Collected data

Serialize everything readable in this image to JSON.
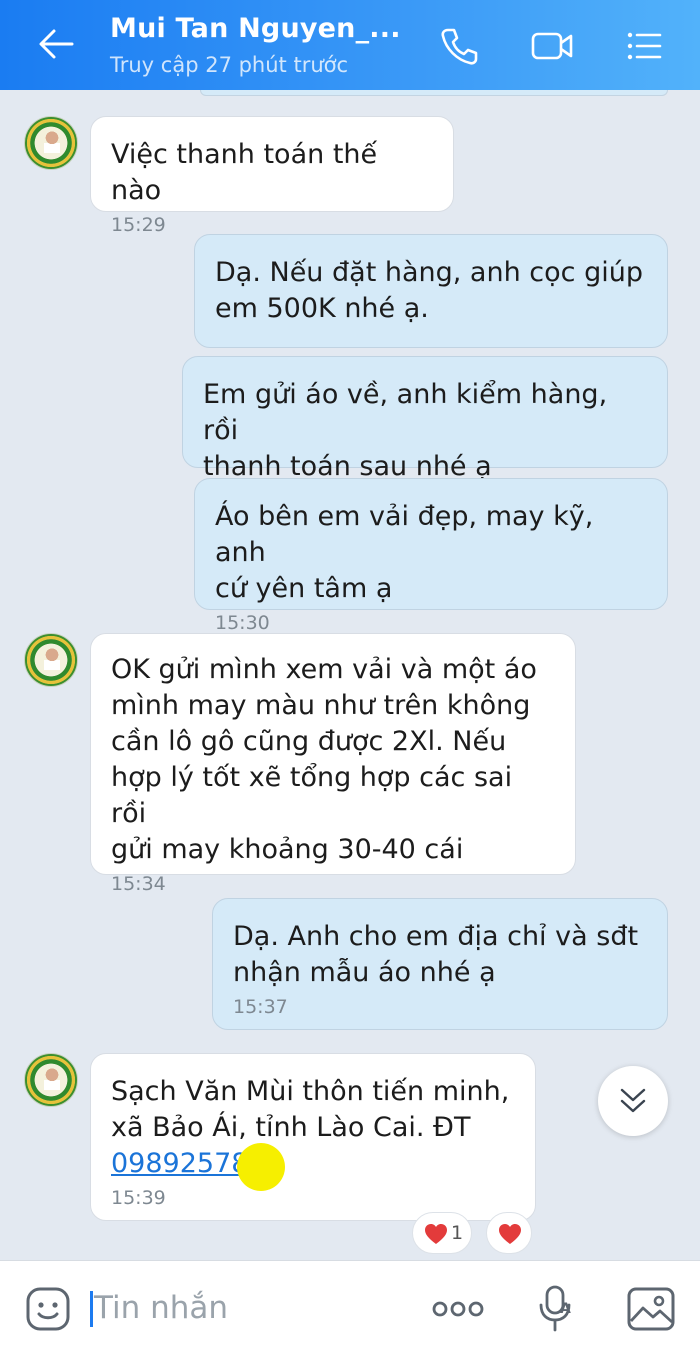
{
  "header": {
    "contact_name": "Mui Tan Nguyen_...",
    "status": "Truy cập 27 phút trước"
  },
  "messages": [
    {
      "side": "in",
      "text": "Việc thanh toán thế nào",
      "time": "15:29"
    },
    {
      "side": "out",
      "text": "Dạ. Nếu đặt hàng, anh cọc giúp em 500K nhé ạ.",
      "time": ""
    },
    {
      "side": "out",
      "text": "Em gửi áo về, anh kiểm hàng, rồi thanh toán sau nhé ạ",
      "time": ""
    },
    {
      "side": "out",
      "text": "Áo bên em vải đẹp, may kỹ, anh cứ yên tâm ạ",
      "time": "15:30"
    },
    {
      "side": "in",
      "text": "OK gửi mình xem vải và một áo mình may màu như trên không cần lô gô cũng được 2Xl. Nếu hợp lý tốt xẽ tổng hợp các sai rồi gửi may khoảng 30-40 cái",
      "time": "15:34"
    },
    {
      "side": "out",
      "text": "Dạ. Anh cho em địa chỉ và sđt nhận mẫu áo nhé ạ",
      "time": "15:37"
    },
    {
      "side": "in",
      "text": "Sạch Văn Mùi thôn tiến minh, xã Bảo Ái, tỉnh Lào Cai. ĐT",
      "phone": "09892578",
      "time": "15:39"
    }
  ],
  "m1_l1": "Việc thanh toán thế nào",
  "m2_l1": "Dạ. Nếu đặt hàng, anh cọc giúp",
  "m2_l2": "em 500K nhé ạ.",
  "m3_l1": "Em gửi áo về, anh kiểm hàng, rồi",
  "m3_l2": "thanh toán sau nhé ạ",
  "m4_l1": "Áo bên em vải đẹp, may kỹ, anh",
  "m4_l2": "cứ yên tâm ạ",
  "m5_l1": "OK gửi mình xem vải và một áo",
  "m5_l2": "mình may màu như trên không",
  "m5_l3": "cần lô gô cũng được 2Xl. Nếu",
  "m5_l4": "hợp lý tốt xẽ tổng hợp các sai rồi",
  "m5_l5": "gửi may khoảng 30-40 cái",
  "m6_l1": "Dạ. Anh cho em địa chỉ và sđt",
  "m6_l2": "nhận mẫu áo nhé ạ",
  "m7_l1": "Sạch Văn Mùi thôn tiến minh,",
  "m7_l2": "xã Bảo Ái, tỉnh Lào Cai. ĐT",
  "reactions": {
    "heart_count": "1"
  },
  "input": {
    "placeholder": "Tin nhắn"
  },
  "colors": {
    "header_start": "#1a7cf2",
    "header_end": "#52b2fa",
    "out_bubble": "#d5eaf8",
    "link": "#1b74d8"
  }
}
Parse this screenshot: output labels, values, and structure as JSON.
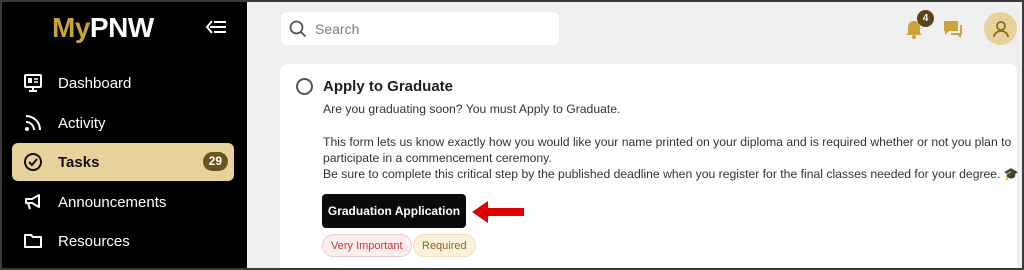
{
  "app": {
    "logo_my": "My",
    "logo_pnw": "PNW"
  },
  "sidebar": {
    "items": [
      {
        "label": "Dashboard",
        "icon": "dashboard-icon"
      },
      {
        "label": "Activity",
        "icon": "rss-icon"
      },
      {
        "label": "Tasks",
        "icon": "check-circle-icon",
        "badge": "29",
        "active": true
      },
      {
        "label": "Announcements",
        "icon": "megaphone-icon"
      },
      {
        "label": "Resources",
        "icon": "folder-icon"
      }
    ]
  },
  "header": {
    "search_placeholder": "Search",
    "notification_count": "4"
  },
  "task": {
    "title": "Apply to Graduate",
    "line1": "Are you graduating soon? You must Apply to Graduate.",
    "line2": "This form lets us know exactly how you would like your name printed on your diploma and is required whether or not you plan to",
    "line3": "participate in a commencement ceremony.",
    "line4": "Be sure to complete this critical step by the published deadline when you register for the final classes needed for your degree. 🎓",
    "button_label": "Graduation Application",
    "tags": [
      "Very Important",
      "Required"
    ]
  },
  "colors": {
    "brand_gold": "#c9a43b",
    "active_bg": "#e7d29b",
    "arrow_red": "#e00000"
  }
}
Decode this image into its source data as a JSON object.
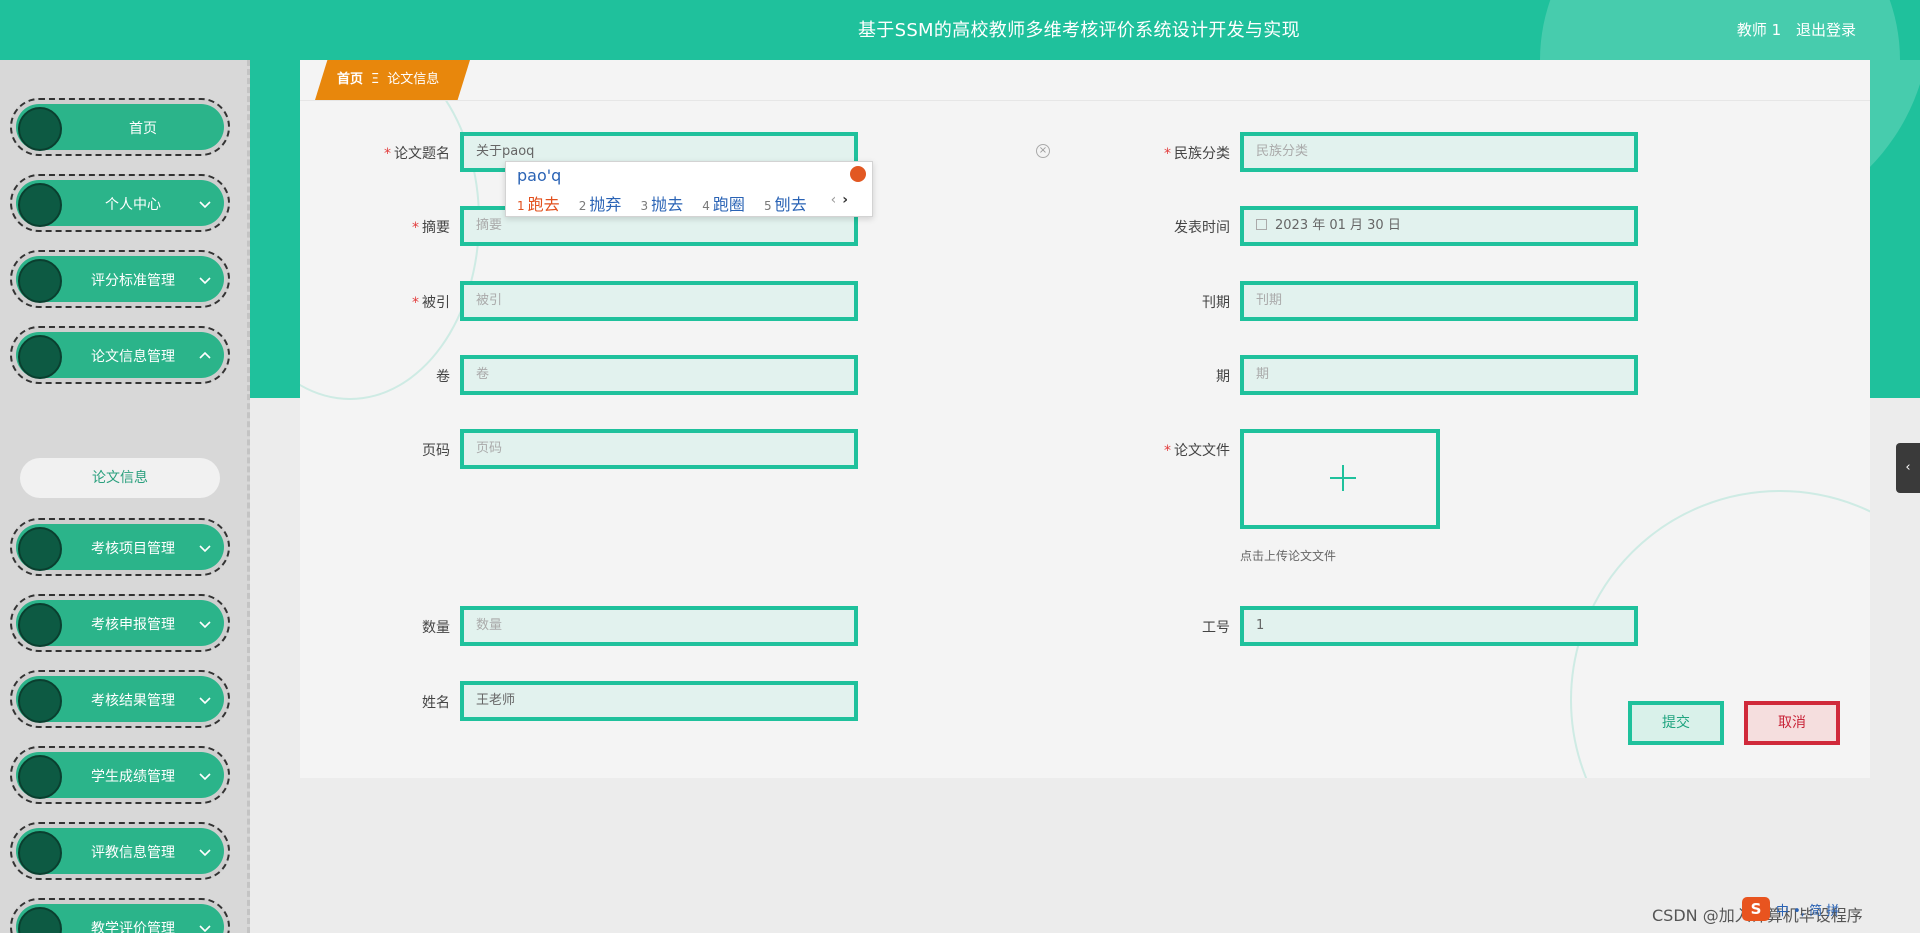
{
  "header": {
    "title": "基于SSM的高校教师多维考核评价系统设计开发与实现",
    "user": "教师 1",
    "logout": "退出登录"
  },
  "sidebar": {
    "items": [
      {
        "label": "首页",
        "has_chevron": false
      },
      {
        "label": "个人中心",
        "has_chevron": true
      },
      {
        "label": "评分标准管理",
        "has_chevron": true
      },
      {
        "label": "论文信息管理",
        "has_chevron": true,
        "expanded": true
      },
      {
        "label": "考核项目管理",
        "has_chevron": true
      },
      {
        "label": "考核申报管理",
        "has_chevron": true
      },
      {
        "label": "考核结果管理",
        "has_chevron": true
      },
      {
        "label": "学生成绩管理",
        "has_chevron": true
      },
      {
        "label": "评教信息管理",
        "has_chevron": true
      },
      {
        "label": "教学评价管理",
        "has_chevron": true
      }
    ],
    "submenu": "论文信息"
  },
  "breadcrumb": {
    "home": "首页",
    "sep": "Ξ",
    "current": "论文信息"
  },
  "form": {
    "title": {
      "label": "论文题名",
      "value": "关于paoq"
    },
    "summary": {
      "label": "摘要",
      "placeholder": "摘要"
    },
    "cited": {
      "label": "被引",
      "placeholder": "被引"
    },
    "volume": {
      "label": "卷",
      "placeholder": "卷"
    },
    "pages": {
      "label": "页码",
      "placeholder": "页码"
    },
    "count": {
      "label": "数量",
      "placeholder": "数量"
    },
    "name": {
      "label": "姓名",
      "value": "王老师"
    },
    "category": {
      "label": "民族分类",
      "placeholder": "民族分类"
    },
    "pubdate": {
      "label": "发表时间",
      "value": "2023 年 01 月 30 日"
    },
    "journal": {
      "label": "刊期",
      "placeholder": "刊期"
    },
    "issue": {
      "label": "期",
      "placeholder": "期"
    },
    "file": {
      "label": "论文文件",
      "hint": "点击上传论文文件"
    },
    "workid": {
      "label": "工号",
      "value": "1"
    }
  },
  "buttons": {
    "submit": "提交",
    "cancel": "取消"
  },
  "ime": {
    "composition": "pao'q",
    "candidates": [
      {
        "index": "1",
        "text": "跑去"
      },
      {
        "index": "2",
        "text": "抛弃"
      },
      {
        "index": "3",
        "text": "抛去"
      },
      {
        "index": "4",
        "text": "跑圈"
      },
      {
        "index": "5",
        "text": "刨去"
      }
    ]
  },
  "watermark": "CSDN @加入计算机毕设程序",
  "tray": {
    "logo": "S",
    "text": "中 •, 简 拼"
  },
  "colors": {
    "brand": "#1fc19c",
    "accent": "#e8870c",
    "danger": "#d0293a"
  }
}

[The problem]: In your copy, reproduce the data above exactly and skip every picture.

[Solution for this problem]:
Serialize everything readable in this image to JSON.
{
  "header": {
    "contact_name": "Mui Tan Nguyen_...",
    "status": "Truy cập 27 phút trước"
  },
  "messages": [
    {
      "side": "in",
      "text": "Việc thanh toán thế nào",
      "time": "15:29"
    },
    {
      "side": "out",
      "text": "Dạ. Nếu đặt hàng, anh cọc giúp em 500K nhé ạ.",
      "time": ""
    },
    {
      "side": "out",
      "text": "Em gửi áo về, anh kiểm hàng, rồi thanh toán sau nhé ạ",
      "time": ""
    },
    {
      "side": "out",
      "text": "Áo bên em vải đẹp, may kỹ, anh cứ yên tâm ạ",
      "time": "15:30"
    },
    {
      "side": "in",
      "text": "OK gửi mình xem vải và một áo mình may màu như trên không cần lô gô cũng được 2Xl. Nếu hợp lý tốt xẽ tổng hợp các sai rồi gửi may khoảng 30-40 cái",
      "time": "15:34"
    },
    {
      "side": "out",
      "text": "Dạ. Anh cho em địa chỉ và sđt nhận mẫu áo nhé ạ",
      "time": "15:37"
    },
    {
      "side": "in",
      "text": "Sạch Văn Mùi thôn tiến minh, xã Bảo Ái, tỉnh Lào Cai. ĐT",
      "phone": "09892578",
      "time": "15:39"
    }
  ],
  "m1_l1": "Việc thanh toán thế nào",
  "m2_l1": "Dạ. Nếu đặt hàng, anh cọc giúp",
  "m2_l2": "em 500K nhé ạ.",
  "m3_l1": "Em gửi áo về, anh kiểm hàng, rồi",
  "m3_l2": "thanh toán sau nhé ạ",
  "m4_l1": "Áo bên em vải đẹp, may kỹ, anh",
  "m4_l2": "cứ yên tâm ạ",
  "m5_l1": "OK gửi mình xem vải và một áo",
  "m5_l2": "mình may màu như trên không",
  "m5_l3": "cần lô gô cũng được 2Xl. Nếu",
  "m5_l4": "hợp lý tốt xẽ tổng hợp các sai rồi",
  "m5_l5": "gửi may khoảng 30-40 cái",
  "m6_l1": "Dạ. Anh cho em địa chỉ và sđt",
  "m6_l2": "nhận mẫu áo nhé ạ",
  "m7_l1": "Sạch Văn Mùi thôn tiến minh,",
  "m7_l2": "xã Bảo Ái, tỉnh Lào Cai. ĐT",
  "reactions": {
    "heart_count": "1"
  },
  "input": {
    "placeholder": "Tin nhắn"
  },
  "colors": {
    "header_start": "#1a7cf2",
    "header_end": "#52b2fa",
    "out_bubble": "#d5eaf8",
    "link": "#1b74d8"
  }
}
Parse this screenshot: output labels, values, and structure as JSON.
{
  "app": {
    "logo_my": "My",
    "logo_pnw": "PNW"
  },
  "sidebar": {
    "items": [
      {
        "label": "Dashboard",
        "icon": "dashboard-icon"
      },
      {
        "label": "Activity",
        "icon": "rss-icon"
      },
      {
        "label": "Tasks",
        "icon": "check-circle-icon",
        "badge": "29",
        "active": true
      },
      {
        "label": "Announcements",
        "icon": "megaphone-icon"
      },
      {
        "label": "Resources",
        "icon": "folder-icon"
      }
    ]
  },
  "header": {
    "search_placeholder": "Search",
    "notification_count": "4"
  },
  "task": {
    "title": "Apply to Graduate",
    "line1": "Are you graduating soon? You must Apply to Graduate.",
    "line2": "This form lets us know exactly how you would like your name printed on your diploma and is required whether or not you plan to",
    "line3": "participate in a commencement ceremony.",
    "line4": "Be sure to complete this critical step by the published deadline when you register for the final classes needed for your degree. 🎓",
    "button_label": "Graduation Application",
    "tags": [
      "Very Important",
      "Required"
    ]
  },
  "colors": {
    "brand_gold": "#c9a43b",
    "active_bg": "#e7d29b",
    "arrow_red": "#e00000"
  }
}
Decode this image into its source data as a JSON object.
{
  "header": {
    "title": "基于SSM的高校教师多维考核评价系统设计开发与实现",
    "user": "教师 1",
    "logout": "退出登录"
  },
  "sidebar": {
    "items": [
      {
        "label": "首页",
        "has_chevron": false
      },
      {
        "label": "个人中心",
        "has_chevron": true
      },
      {
        "label": "评分标准管理",
        "has_chevron": true
      },
      {
        "label": "论文信息管理",
        "has_chevron": true,
        "expanded": true
      },
      {
        "label": "考核项目管理",
        "has_chevron": true
      },
      {
        "label": "考核申报管理",
        "has_chevron": true
      },
      {
        "label": "考核结果管理",
        "has_chevron": true
      },
      {
        "label": "学生成绩管理",
        "has_chevron": true
      },
      {
        "label": "评教信息管理",
        "has_chevron": true
      },
      {
        "label": "教学评价管理",
        "has_chevron": true
      }
    ],
    "submenu": "论文信息"
  },
  "breadcrumb": {
    "home": "首页",
    "sep": "Ξ",
    "current": "论文信息"
  },
  "form": {
    "title": {
      "label": "论文题名",
      "value": "关于paoq"
    },
    "summary": {
      "label": "摘要",
      "placeholder": "摘要"
    },
    "cited": {
      "label": "被引",
      "placeholder": "被引"
    },
    "volume": {
      "label": "卷",
      "placeholder": "卷"
    },
    "pages": {
      "label": "页码",
      "placeholder": "页码"
    },
    "count": {
      "label": "数量",
      "placeholder": "数量"
    },
    "name": {
      "label": "姓名",
      "value": "王老师"
    },
    "category": {
      "label": "民族分类",
      "placeholder": "民族分类"
    },
    "pubdate": {
      "label": "发表时间",
      "value": "2023 年 01 月 30 日"
    },
    "journal": {
      "label": "刊期",
      "placeholder": "刊期"
    },
    "issue": {
      "label": "期",
      "placeholder": "期"
    },
    "file": {
      "label": "论文文件",
      "hint": "点击上传论文文件"
    },
    "workid": {
      "label": "工号",
      "value": "1"
    }
  },
  "buttons": {
    "submit": "提交",
    "cancel": "取消"
  },
  "ime": {
    "composition": "pao'q",
    "candidates": [
      {
        "index": "1",
        "text": "跑去"
      },
      {
        "index": "2",
        "text": "抛弃"
      },
      {
        "index": "3",
        "text": "抛去"
      },
      {
        "index": "4",
        "text": "跑圈"
      },
      {
        "index": "5",
        "text": "刨去"
      }
    ]
  },
  "watermark": "CSDN @加入计算机毕设程序",
  "tray": {
    "logo": "S",
    "text": "中 •, 简 拼"
  },
  "colors": {
    "brand": "#1fc19c",
    "accent": "#e8870c",
    "danger": "#d0293a"
  }
}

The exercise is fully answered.